Harvesting

Different methods can be used successfully to harvest fish. The method used depends on the production system, type of pond and harvest strategy. Fish can be harvest by fishing, trapping or seining.

The only way to harvest all fish from a pond is by draining. When complete harvesting is desired, fish are removed by seining and the few remaining fish are harvested by dipnetting. Harvesting the last remaining fish (scraping out) from a pond is time consuming, especially if many pot holes or low areas exist in the pond basin. Draining ponds and refilling means lost feeding days and a fuel bill if pumping is required.

On commercial farms, seining is the most efficient method to harvest a predictable large volume of fish with one effort. For hill or watershed ponds with deeper water, and irregular bottoms and banks, partial harvesting can be done by trap-seining using various techniques. Trapping fish with a seine is best accomplished when fish are feeding well and ponds are several acres and larger. Fish can become wary of this method and difficult to catch unless it is used infrequently (only once every week or longer).

In small ponds, large lift nets with centrally located feeding rings have been somewhat successful when used infrequently. Many producers use a seine to harvest only the market-sized fish from levee ponds that have graded bottoms. This method is often referred to as topping and became popular in the 1970?s. A seine with a selected mesh size is used along with other grading devices to capture fish of a desired minimum size; smaller fish remain in the pond.

Transporting

Catfish, like other livestock, are sensitive to changes that occur when they are handled. Transportation stresses fish due to crowding, changing temperature conditions, and general over excitement from handling. Fish may become spined or water quality conditions can quickly deteriorate. Fish have to be in good condition and healthy before they are transported. Sick or weak fish will probably die, or a disease problem will worsen. Fish not handled properly may develop a disease or die one to seven days after they are transported.

The following steps should be taken to prepare fish for hauling. Do not feed fish for at least two to three days in the summer and four to five days in the winter before they are transported. Fish with full stomachs handle poorly, and any regurgitated food or expelled fecal matter fouls the hauling water.

Fish should be hauled at cool water temperatures to lower their metabolic rate, calm them and lower their oxygen consumption. In summer, fish should be hauled in water 16º to 18ºC.

Transport fish in good quality well or spring water if possible, rather than pond water, unless the water is cool and clear, or if only a short trip is required from pond to pond. Pond water with an algae bloom should be avoided unless absolutely necessary and the trip is short.

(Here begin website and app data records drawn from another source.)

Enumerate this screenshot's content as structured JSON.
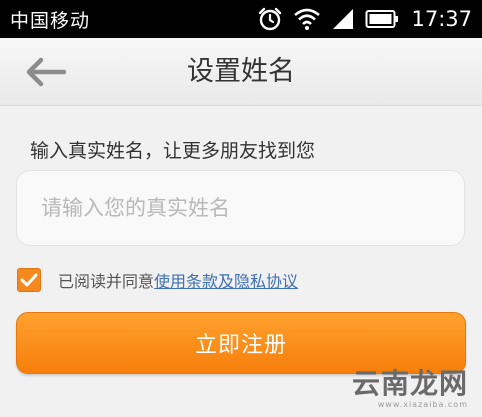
{
  "status_bar": {
    "carrier": "中国移动",
    "time": "17:37"
  },
  "header": {
    "title": "设置姓名"
  },
  "form": {
    "hint": "输入真实姓名，让更多朋友找到您",
    "name_placeholder": "请输入您的真实姓名",
    "name_value": "",
    "agree_checked": true,
    "agree_text": "已阅读并同意",
    "agree_link": "使用条款及隐私协议",
    "submit_label": "立即注册"
  },
  "watermark": {
    "main": "云南龙网",
    "sub": "www.xiazaiba.com"
  },
  "colors": {
    "accent": "#f7870f",
    "link": "#3f6fb5",
    "status_bar": "#000000"
  },
  "icons": [
    "alarm-icon",
    "wifi-icon",
    "signal-icon",
    "battery-icon",
    "back-arrow-icon",
    "checkmark-icon"
  ]
}
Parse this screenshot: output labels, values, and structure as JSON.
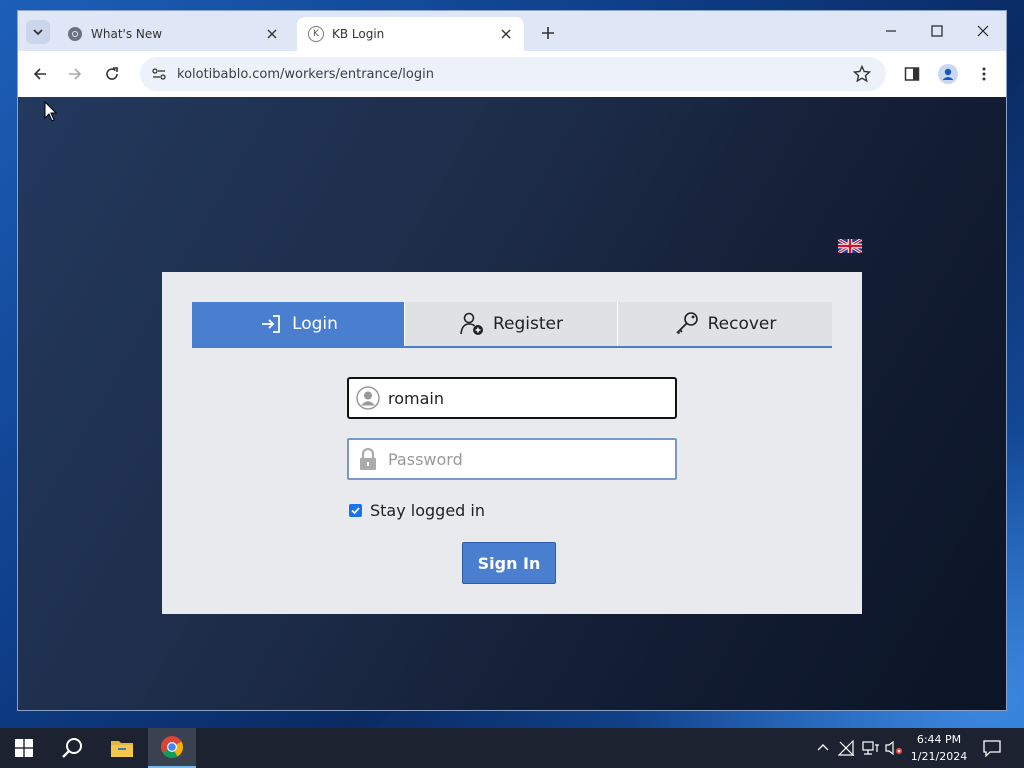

Handle fish during the coolest time of the day, and avoid time out of water, especially when it is hot or windy. Do not overload dip nets and loading baskets, and try to move fish in a cushion of water.

Download complete manual here

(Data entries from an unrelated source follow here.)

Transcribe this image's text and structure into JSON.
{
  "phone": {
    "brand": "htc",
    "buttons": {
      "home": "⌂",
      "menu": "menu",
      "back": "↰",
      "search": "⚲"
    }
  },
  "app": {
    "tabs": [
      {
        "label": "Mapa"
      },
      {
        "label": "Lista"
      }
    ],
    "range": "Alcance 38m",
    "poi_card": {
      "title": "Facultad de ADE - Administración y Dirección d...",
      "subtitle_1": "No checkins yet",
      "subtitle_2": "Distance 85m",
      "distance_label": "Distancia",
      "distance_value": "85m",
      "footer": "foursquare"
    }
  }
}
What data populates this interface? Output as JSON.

source: Compiled and Written by Robert M. Durborow, Ph.D., Associate Professor, State Extension Specialist for Aquaculture, Aquaculture Program, Kentucky State University, Frankfort, Kentucky www.ksuaquaculture.org

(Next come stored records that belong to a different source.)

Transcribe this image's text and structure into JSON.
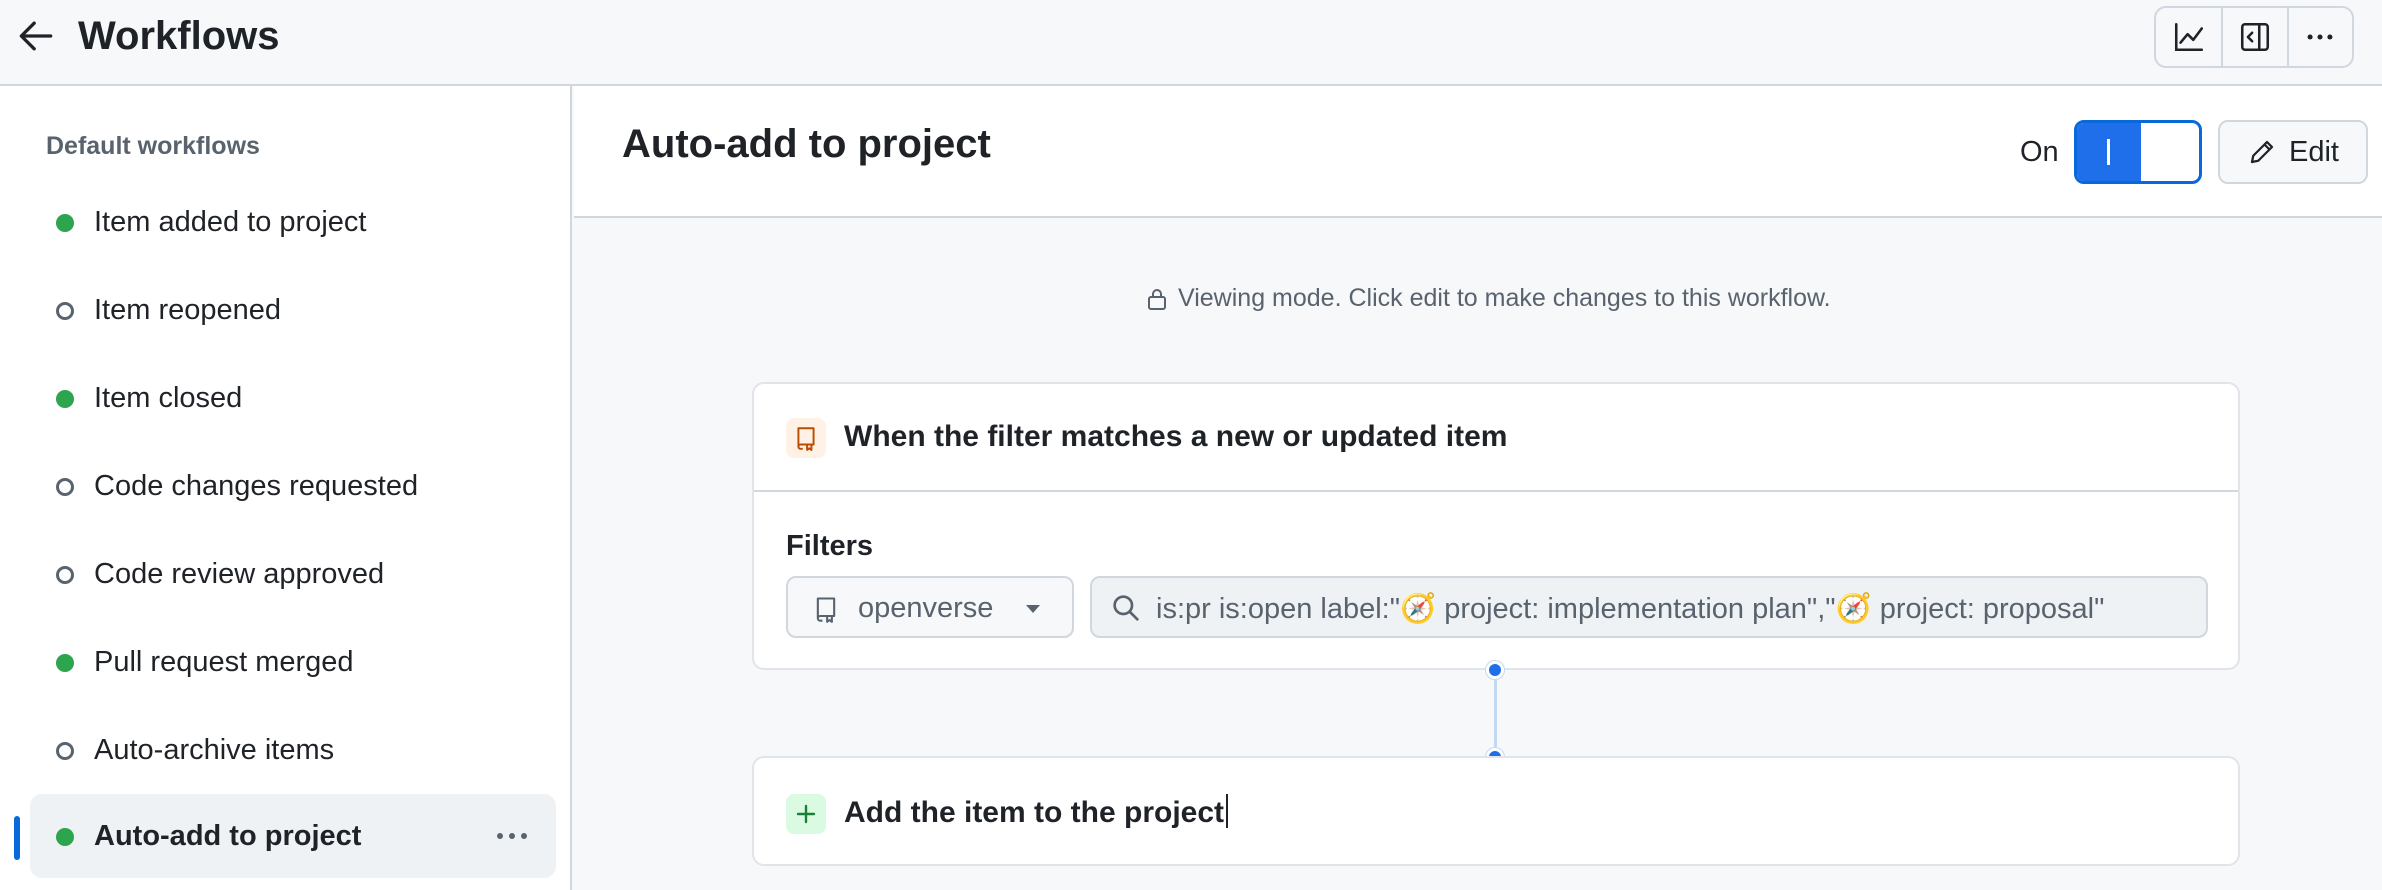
{
  "header": {
    "title": "Workflows",
    "back_icon": "arrow-left-icon",
    "tools": [
      "graph-icon",
      "sidebar-expand-icon",
      "kebab-horizontal-icon"
    ]
  },
  "sidebar": {
    "heading": "Default workflows",
    "items": [
      {
        "label": "Item added to project",
        "enabled": true
      },
      {
        "label": "Item reopened",
        "enabled": false
      },
      {
        "label": "Item closed",
        "enabled": true
      },
      {
        "label": "Code changes requested",
        "enabled": false
      },
      {
        "label": "Code review approved",
        "enabled": false
      },
      {
        "label": "Pull request merged",
        "enabled": true
      },
      {
        "label": "Auto-archive items",
        "enabled": false
      },
      {
        "label": "Auto-add to project",
        "enabled": true,
        "active": true
      }
    ]
  },
  "main": {
    "title": "Auto-add to project",
    "toggle_label": "On",
    "toggle_state": "on",
    "edit_label": "Edit",
    "viewing_note": "Viewing mode. Click edit to make changes to this workflow.",
    "trigger": {
      "title": "When the filter matches a new or updated item",
      "filters_label": "Filters",
      "repo": "openverse",
      "filter_query": "is:pr is:open label:\"🧭 project: implementation plan\",\"🧭 project: proposal\""
    },
    "action": {
      "title": "Add the item to the project"
    }
  },
  "colors": {
    "accent": "#0969da",
    "enabled_dot": "#2da44e",
    "border": "#d0d7de"
  }
}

Leave a Reply

Your email address will not be published. Required fields are marked *